One of Africa’s largest e-commerce platforms, Jumia is currently facing a series of allegations in the United States (U.S). These allegations range from fraud to disclosing false figures of the company’s assets, amid mounting losses which grew by 59.2 percent over the past year.
In what looks like one of the biggest lawsuits the company has ever faced, one or more of its staff allegedly engaged in a fraud worth $17.5 million by inflating the number of orders that took place through the company’s site. Analysts also believe that Jumia adjusted its financial figures to cover up for internal fraud.
Although Jumia claimed the fraudulent activity didn’t affect its figures in the financial statements, the improper order accumulated to $17.5 million in Gross Merchandise Volume (GMV) value between Q4 of 2018 to Q1 and Q2 of 2019.

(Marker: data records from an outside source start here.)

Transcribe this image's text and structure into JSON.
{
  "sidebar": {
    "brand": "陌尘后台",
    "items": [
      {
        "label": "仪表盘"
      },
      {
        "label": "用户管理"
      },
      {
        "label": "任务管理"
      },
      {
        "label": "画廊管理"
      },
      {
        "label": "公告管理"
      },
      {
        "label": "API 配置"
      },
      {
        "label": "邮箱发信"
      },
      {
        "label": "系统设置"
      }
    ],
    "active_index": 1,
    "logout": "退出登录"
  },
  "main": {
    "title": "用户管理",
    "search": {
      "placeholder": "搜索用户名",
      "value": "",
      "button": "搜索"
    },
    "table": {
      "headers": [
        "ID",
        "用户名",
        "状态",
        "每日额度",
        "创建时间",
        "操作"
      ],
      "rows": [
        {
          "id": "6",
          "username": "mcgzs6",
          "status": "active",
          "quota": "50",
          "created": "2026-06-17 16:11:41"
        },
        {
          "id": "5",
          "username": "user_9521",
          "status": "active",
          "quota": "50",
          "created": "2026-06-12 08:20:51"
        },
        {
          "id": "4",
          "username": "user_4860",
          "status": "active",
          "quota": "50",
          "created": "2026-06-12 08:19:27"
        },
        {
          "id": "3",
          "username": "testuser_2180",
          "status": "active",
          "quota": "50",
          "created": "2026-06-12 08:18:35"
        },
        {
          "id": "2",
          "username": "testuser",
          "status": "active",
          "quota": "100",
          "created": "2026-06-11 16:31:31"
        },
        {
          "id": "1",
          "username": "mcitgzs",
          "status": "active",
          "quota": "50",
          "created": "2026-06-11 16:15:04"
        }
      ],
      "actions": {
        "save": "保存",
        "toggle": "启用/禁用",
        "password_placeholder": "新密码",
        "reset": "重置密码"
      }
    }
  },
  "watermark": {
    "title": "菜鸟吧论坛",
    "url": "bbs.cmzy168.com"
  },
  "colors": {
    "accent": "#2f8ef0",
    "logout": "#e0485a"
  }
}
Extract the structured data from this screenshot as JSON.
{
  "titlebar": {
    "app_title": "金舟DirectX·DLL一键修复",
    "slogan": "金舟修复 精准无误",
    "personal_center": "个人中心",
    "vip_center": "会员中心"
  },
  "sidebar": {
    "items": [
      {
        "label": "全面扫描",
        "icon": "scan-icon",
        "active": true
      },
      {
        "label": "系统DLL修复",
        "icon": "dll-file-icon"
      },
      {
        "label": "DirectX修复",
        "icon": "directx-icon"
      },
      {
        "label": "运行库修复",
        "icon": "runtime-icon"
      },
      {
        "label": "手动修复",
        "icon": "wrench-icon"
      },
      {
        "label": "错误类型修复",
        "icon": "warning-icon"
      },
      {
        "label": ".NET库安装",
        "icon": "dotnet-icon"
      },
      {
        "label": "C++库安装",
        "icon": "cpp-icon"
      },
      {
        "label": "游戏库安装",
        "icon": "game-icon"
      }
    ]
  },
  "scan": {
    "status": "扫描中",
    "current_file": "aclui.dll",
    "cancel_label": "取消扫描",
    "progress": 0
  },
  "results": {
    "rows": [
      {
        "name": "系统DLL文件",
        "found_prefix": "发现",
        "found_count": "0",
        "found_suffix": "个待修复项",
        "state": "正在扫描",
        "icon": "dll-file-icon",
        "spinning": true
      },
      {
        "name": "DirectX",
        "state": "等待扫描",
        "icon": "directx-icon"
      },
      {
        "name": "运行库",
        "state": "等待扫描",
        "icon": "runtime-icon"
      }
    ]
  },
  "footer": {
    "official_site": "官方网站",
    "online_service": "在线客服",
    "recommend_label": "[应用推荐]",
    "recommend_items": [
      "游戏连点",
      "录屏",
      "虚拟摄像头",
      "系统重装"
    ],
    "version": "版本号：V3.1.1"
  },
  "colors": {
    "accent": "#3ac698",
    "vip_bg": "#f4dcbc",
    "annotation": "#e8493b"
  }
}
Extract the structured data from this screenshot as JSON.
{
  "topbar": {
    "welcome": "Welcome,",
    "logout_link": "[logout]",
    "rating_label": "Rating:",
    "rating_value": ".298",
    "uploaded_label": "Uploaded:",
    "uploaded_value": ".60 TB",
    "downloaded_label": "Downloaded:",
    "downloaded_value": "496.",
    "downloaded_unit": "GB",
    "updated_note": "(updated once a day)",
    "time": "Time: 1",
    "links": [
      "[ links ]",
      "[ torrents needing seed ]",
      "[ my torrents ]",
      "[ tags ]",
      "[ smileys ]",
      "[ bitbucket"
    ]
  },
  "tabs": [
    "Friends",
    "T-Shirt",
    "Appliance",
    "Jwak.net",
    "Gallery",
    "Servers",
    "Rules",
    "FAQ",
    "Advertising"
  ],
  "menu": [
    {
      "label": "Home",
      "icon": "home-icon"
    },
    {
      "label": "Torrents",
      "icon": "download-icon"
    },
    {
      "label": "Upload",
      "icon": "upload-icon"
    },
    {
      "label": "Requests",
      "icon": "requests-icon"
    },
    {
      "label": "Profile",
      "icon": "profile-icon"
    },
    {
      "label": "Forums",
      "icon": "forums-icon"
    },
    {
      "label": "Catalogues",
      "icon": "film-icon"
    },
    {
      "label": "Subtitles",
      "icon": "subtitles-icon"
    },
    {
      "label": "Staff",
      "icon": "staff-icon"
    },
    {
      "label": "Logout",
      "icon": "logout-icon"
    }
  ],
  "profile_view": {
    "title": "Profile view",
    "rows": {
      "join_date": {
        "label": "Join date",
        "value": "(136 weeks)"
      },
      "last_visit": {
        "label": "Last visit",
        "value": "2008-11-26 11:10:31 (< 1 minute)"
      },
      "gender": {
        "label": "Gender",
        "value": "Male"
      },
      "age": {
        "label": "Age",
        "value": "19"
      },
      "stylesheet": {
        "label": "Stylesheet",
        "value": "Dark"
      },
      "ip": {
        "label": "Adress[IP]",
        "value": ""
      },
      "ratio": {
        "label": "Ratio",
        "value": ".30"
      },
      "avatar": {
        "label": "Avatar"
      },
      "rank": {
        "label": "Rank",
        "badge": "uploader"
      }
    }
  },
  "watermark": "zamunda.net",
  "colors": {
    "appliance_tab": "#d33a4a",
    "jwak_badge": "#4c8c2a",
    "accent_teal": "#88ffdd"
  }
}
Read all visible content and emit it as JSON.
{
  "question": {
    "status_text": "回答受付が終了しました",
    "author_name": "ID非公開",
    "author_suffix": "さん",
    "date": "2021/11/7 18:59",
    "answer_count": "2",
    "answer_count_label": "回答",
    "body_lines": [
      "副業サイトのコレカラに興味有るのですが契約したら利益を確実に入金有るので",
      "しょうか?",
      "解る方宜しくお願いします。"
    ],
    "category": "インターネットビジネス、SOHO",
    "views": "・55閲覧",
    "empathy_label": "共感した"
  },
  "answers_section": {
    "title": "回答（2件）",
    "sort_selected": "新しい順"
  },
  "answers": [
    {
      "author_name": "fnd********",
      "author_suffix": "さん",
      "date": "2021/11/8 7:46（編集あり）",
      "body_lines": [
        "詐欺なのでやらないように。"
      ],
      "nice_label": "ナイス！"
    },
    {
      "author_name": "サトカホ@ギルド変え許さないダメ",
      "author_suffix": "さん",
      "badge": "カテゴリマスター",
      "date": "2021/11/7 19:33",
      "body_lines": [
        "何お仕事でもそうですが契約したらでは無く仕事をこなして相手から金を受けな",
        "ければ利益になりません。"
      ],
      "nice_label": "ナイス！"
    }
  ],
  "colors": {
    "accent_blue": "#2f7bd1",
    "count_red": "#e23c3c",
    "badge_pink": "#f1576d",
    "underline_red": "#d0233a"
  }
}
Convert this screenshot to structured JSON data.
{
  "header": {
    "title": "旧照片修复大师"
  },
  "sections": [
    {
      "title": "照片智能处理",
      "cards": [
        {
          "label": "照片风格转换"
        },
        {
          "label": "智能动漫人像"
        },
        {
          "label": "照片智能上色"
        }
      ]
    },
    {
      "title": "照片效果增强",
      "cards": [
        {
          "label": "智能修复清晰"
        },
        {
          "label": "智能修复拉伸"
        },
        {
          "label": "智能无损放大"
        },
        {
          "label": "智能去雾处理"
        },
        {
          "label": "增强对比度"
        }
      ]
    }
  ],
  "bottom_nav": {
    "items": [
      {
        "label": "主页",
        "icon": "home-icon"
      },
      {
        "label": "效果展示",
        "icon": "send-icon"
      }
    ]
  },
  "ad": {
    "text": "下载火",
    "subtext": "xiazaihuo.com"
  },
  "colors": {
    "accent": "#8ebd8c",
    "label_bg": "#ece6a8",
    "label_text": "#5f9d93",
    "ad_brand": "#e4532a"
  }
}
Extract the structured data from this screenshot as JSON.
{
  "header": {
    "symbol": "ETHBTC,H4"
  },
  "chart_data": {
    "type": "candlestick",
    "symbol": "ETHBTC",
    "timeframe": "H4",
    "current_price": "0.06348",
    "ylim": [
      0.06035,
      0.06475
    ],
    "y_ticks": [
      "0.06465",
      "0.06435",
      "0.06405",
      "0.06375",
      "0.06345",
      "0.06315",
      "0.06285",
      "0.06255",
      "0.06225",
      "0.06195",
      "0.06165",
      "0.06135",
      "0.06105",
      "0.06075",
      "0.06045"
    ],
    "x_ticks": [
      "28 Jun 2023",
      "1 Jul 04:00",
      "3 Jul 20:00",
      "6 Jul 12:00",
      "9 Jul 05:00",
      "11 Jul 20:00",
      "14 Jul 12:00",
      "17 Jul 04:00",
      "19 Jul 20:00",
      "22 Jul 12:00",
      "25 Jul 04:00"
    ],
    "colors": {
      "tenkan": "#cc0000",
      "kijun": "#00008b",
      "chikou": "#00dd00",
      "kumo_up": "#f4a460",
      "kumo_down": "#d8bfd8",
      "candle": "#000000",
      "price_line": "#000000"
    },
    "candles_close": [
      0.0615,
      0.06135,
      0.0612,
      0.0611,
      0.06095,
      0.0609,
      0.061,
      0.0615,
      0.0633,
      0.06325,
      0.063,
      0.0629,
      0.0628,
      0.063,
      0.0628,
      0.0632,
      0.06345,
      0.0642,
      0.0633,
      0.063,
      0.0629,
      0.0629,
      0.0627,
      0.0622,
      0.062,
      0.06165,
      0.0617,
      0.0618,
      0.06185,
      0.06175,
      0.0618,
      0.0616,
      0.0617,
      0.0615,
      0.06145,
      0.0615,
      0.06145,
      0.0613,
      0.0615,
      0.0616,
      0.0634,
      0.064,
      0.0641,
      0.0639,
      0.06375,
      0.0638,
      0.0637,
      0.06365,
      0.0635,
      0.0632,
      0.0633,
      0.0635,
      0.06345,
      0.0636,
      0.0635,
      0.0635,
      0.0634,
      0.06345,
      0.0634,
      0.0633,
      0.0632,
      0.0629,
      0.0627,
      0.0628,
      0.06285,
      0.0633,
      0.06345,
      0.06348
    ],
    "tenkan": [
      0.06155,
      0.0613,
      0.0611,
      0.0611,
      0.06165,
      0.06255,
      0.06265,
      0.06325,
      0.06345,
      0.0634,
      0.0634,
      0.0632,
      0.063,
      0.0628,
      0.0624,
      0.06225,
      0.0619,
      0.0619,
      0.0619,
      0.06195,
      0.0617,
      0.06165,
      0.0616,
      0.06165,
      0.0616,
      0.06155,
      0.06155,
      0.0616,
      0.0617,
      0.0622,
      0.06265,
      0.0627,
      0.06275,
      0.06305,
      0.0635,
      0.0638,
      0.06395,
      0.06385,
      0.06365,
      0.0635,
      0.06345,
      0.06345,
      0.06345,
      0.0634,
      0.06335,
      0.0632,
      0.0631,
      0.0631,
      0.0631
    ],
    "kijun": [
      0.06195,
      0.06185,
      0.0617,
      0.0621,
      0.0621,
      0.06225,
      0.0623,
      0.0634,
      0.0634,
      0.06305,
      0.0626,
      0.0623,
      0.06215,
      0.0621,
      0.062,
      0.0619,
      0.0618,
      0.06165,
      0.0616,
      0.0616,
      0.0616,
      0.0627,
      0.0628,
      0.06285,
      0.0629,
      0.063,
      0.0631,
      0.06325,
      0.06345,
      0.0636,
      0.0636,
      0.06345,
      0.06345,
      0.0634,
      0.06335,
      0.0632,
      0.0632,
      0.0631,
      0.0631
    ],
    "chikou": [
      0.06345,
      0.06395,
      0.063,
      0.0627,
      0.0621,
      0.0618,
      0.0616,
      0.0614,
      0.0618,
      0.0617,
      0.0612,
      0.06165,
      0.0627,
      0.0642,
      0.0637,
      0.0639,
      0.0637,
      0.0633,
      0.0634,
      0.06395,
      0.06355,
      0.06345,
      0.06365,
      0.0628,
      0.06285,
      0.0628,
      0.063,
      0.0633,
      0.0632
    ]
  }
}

While names are yet to be revealed, the suspects have been suspended, while the company looks critically into the case.
These brewing allegations have drawn comments from a rival e-commerce platform, Konga.
The founder of Konga, Sim Shagaya reacted to the Jumia scandal. “For someone who has built a large-scale e-commerce business, I can confidently tell you that there is no way that a $10m+ fraud can happen without the complicity or, at a minimum, the tacit consent of management. It’s impossible,” Nairametrics quoted Shagaya as saying.
Shagaya also went on to state how this grievous act by Jumia was a taint to the e-commerce sector and his business in particular. He recalled that during meetings with investors, Konga is constantly compared with Jumia in terms of how the latter has grown substantially in the last few years compared to Konga. “We know now that this growth was a lie,” Shagaya added.
While it is widely regarded as unethical that a company or its staff should manipulate company records, a common factor that propels such an act is the staff’s desperation to meet specific targets within a limited time frame.
This will not be the first time Jumia is faced with allegations of inflating its numbers. The company, which recently got listed on the New York Stock Exchange (NYSE) was reported to have tendered a different figure between Q4 of 2018 and Q1 of 2019, its presumed date for an Initial Public Offering (IPO).
In order to be listed on the NYSE, Jumia allegedly reported a rise in active consumer from 2.1 million in its October investor presentation to 2.7 million by April, while active merchants moved to 53,000 from 43,000 during the same period. This fraudulent activity drew several criticisms, particularly from a detailed report by Citron Research.